We're proud of our MMP system and want to strengthen it so New Zealanders from all walks of life have the best possible access to their democratic system. Successive governments have ignored issues with our electoral system and Electoral Commission recommendations to fix these issues.
What are the Greens proposing?
The Green Party wants to see substantive reform in five areas:
1. Strengthening transparency and safeguards on donations to parties and candidates
Big money in politics undermines the democratic principle of one person, one vote. We propose 3 changes to the law to better regulate electoral donations:
- A full ban on overseas donations
- Disclosure requirements for all donations over $1,000 to a candidate or a party (currently the disclosure level is for donations over $15,000)
- A prohibition on one person donating over $35,000 a year to a party or a candidate
2. Enabling voters of Māori descent to change roll type at any time
This was recommended by the Electoral Commission in their report into the 2017 General Election. Currently, Māori can only change roll during the Māori Electoral Option, which is a short window of time once every 5 years. This restriction is unnecessary and removing it will help Māori participation in our democracy.
3. Overturning the prisoner voting ban and giving all people in prison the right to vote
The Green Party believes strongly in upholding and strengthening human rights. The prisoner voting ban is a breach of one of the most fundamental rights – the right to vote. The National Party Attorney-General said this when it was being passed in 2010. Subsequently, the High Court, the Court of Appeal, and the Supreme Court have all confirmed this.
Excluding people in prison from processes that engage them in society is alienating and will only make rehabilitation harder. People in prison have their freedom of movement taken away from them, but they are still people with human rights including the right to vote.
4. Implementing the 2012 MMP Review recommendations
The Electoral Commission was asked by the National Government to review MMP in 2011. They ran a public consultation on what New Zealanders wanted to see change but then all of their recommendations were ignored by politicians. The Green Party thinks the full package of changes recommended and consulted on by the Electoral Commission should, finally, be considered and passed by Parliament. The full report can be found here. The most substantive recommendations are:
- Lowering the 5% party vote threshold to 4% and getting rid of the one electorate seat threshold (the coat-tails rule)
- Fixing the ratio of electorate seats to list seats at 60:40 to help maintain the diversity of representation and proportionality in Parliament obtained through the list seats.
Under our Bill, the MPP Review recommendations would come into effect for the 2023 General Election.

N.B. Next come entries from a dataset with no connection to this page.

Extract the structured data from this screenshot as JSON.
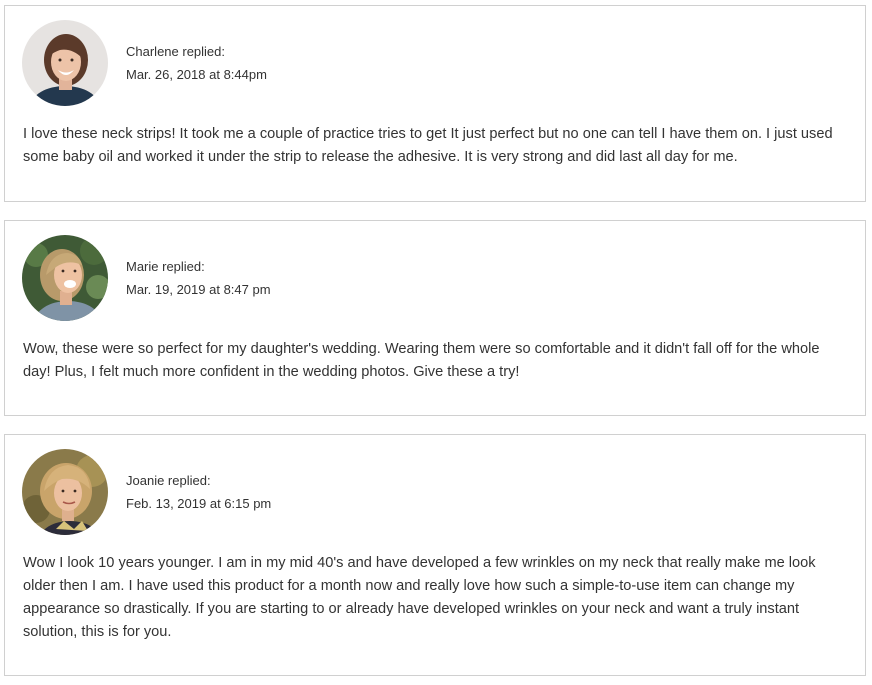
{
  "comments": [
    {
      "author_line": "Charlene replied:",
      "timestamp": "Mar. 26, 2018 at 8:44pm",
      "avatar_icon": "avatar-charlene-photo",
      "text": "I love these neck strips! It took me a couple of practice tries to get It just perfect but no one can tell I have them on. I just used some baby oil and worked it under the strip to release the adhesive. It is very strong and did last all day for me."
    },
    {
      "author_line": "Marie replied:",
      "timestamp": "Mar. 19, 2019 at 8:47 pm",
      "avatar_icon": "avatar-marie-photo",
      "text": "Wow, these were so perfect for my daughter's wedding. Wearing them were so comfortable and it didn't fall off for the whole day! Plus, I felt much more confident in the wedding photos. Give these a try!"
    },
    {
      "author_line": "Joanie replied:",
      "timestamp": "Feb. 13, 2019 at 6:15 pm",
      "avatar_icon": "avatar-joanie-photo",
      "text": "Wow I look 10 years younger. I am in my mid 40's and have developed a few wrinkles on my neck that really make me look older then I am. I have used this product for a month now and really love how such a simple-to-use item can change my appearance so drastically. If you are starting to or already have developed wrinkles on your neck and want a truly instant solution, this is for you."
    }
  ],
  "colors": {
    "text": "#333333",
    "border": "#d0d0d0",
    "background": "#ffffff"
  }
}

5. Extending the voting age to 16
Voting is a fundamental human right. Across the world, we are seeing switched on 16-year-olds who are desperately unhappy with the decisions political leaders are making about their futures. They should have the right to have a say on their future, as the decisions made now will impact young people the most.
The Electoral Commission has also called in the past for Parliament to consider changing the age to 16 so that people can first vote while they are at High School. This has been shown overseas to increase youth turnout and create voting habits.